== Exercise objective ==
Search the records below for the word "Wake". Pull out each line that has it.
START Task data
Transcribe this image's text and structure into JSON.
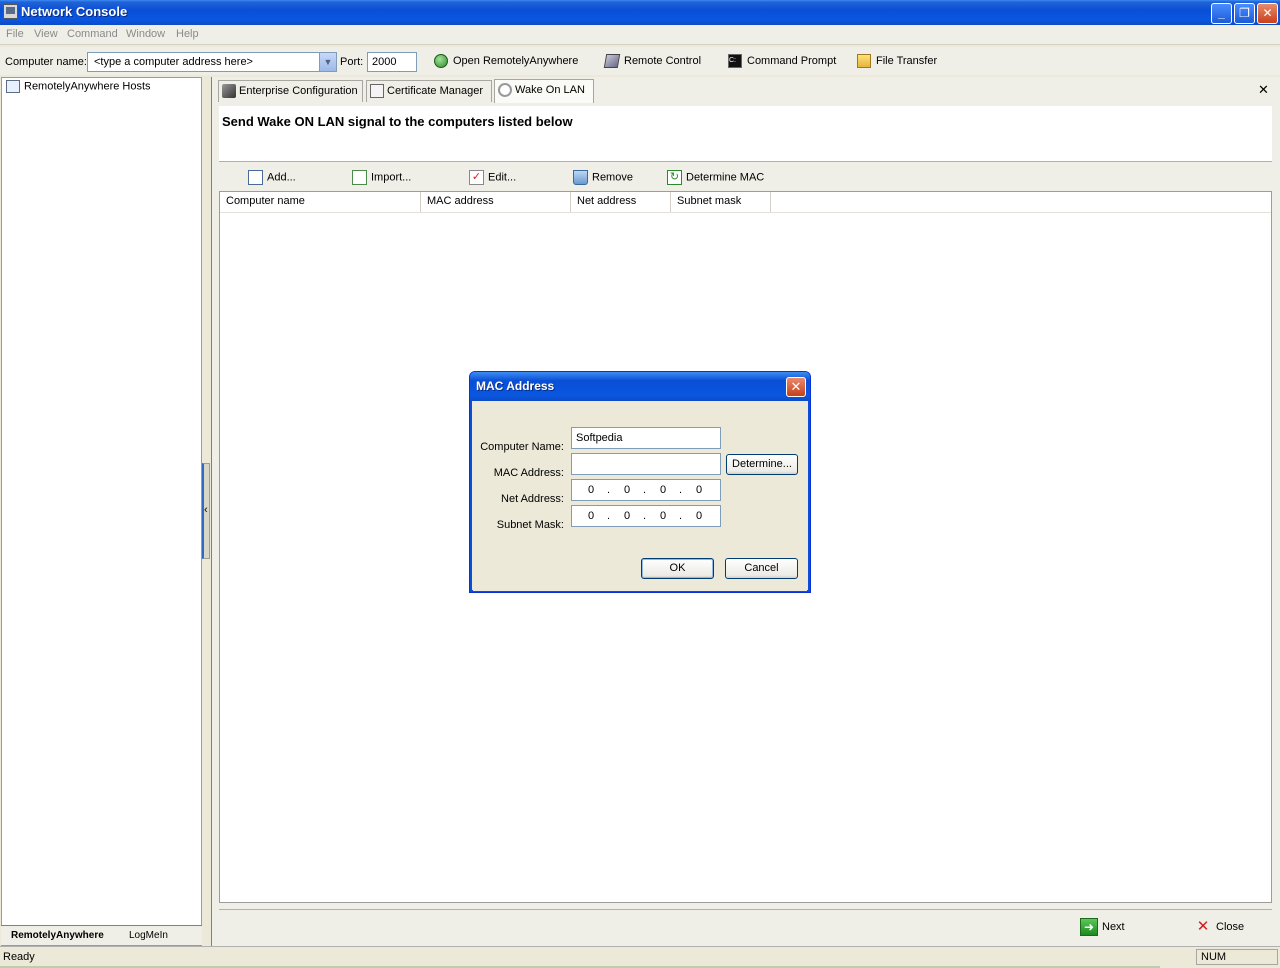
{
  "window": {
    "title": "Network Console"
  },
  "menu": [
    "File",
    "View",
    "Command",
    "Window",
    "Help"
  ],
  "toolbar": {
    "computer_label": "Computer name:",
    "computer_value": "<type a computer address here>",
    "port_label": "Port:",
    "port_value": "2000",
    "buttons": [
      "Open RemotelyAnywhere",
      "Remote Control",
      "Command Prompt",
      "File Transfer"
    ]
  },
  "tree": {
    "root": "RemotelyAnywhere Hosts"
  },
  "bottom_tabs": [
    "RemotelyAnywhere",
    "LogMeIn"
  ],
  "tabs": [
    "Enterprise Configuration",
    "Certificate Manager",
    "Wake On LAN"
  ],
  "main": {
    "heading": "Send Wake ON LAN signal to the computers listed below",
    "tools": [
      "Add...",
      "Import...",
      "Edit...",
      "Remove",
      "Determine MAC"
    ],
    "columns": [
      "Computer name",
      "MAC address",
      "Net address",
      "Subnet mask"
    ],
    "footer": {
      "next": "Next",
      "close": "Close"
    }
  },
  "dialog": {
    "title": "MAC Address",
    "fields": {
      "computer_name_label": "Computer Name:",
      "computer_name_value": "Softpedia",
      "mac_label": "MAC Address:",
      "mac_value": "",
      "net_label": "Net Address:",
      "net_octets": [
        "0",
        "0",
        "0",
        "0"
      ],
      "subnet_label": "Subnet Mask:",
      "subnet_octets": [
        "0",
        "0",
        "0",
        "0"
      ]
    },
    "determine": "Determine...",
    "ok": "OK",
    "cancel": "Cancel"
  },
  "status": {
    "text": "Ready",
    "num": "NUM"
  }
}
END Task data
== Final answer ==
    "Wake On LAN"
    "heading": "Send Wake ON LAN signal to the computers listed below",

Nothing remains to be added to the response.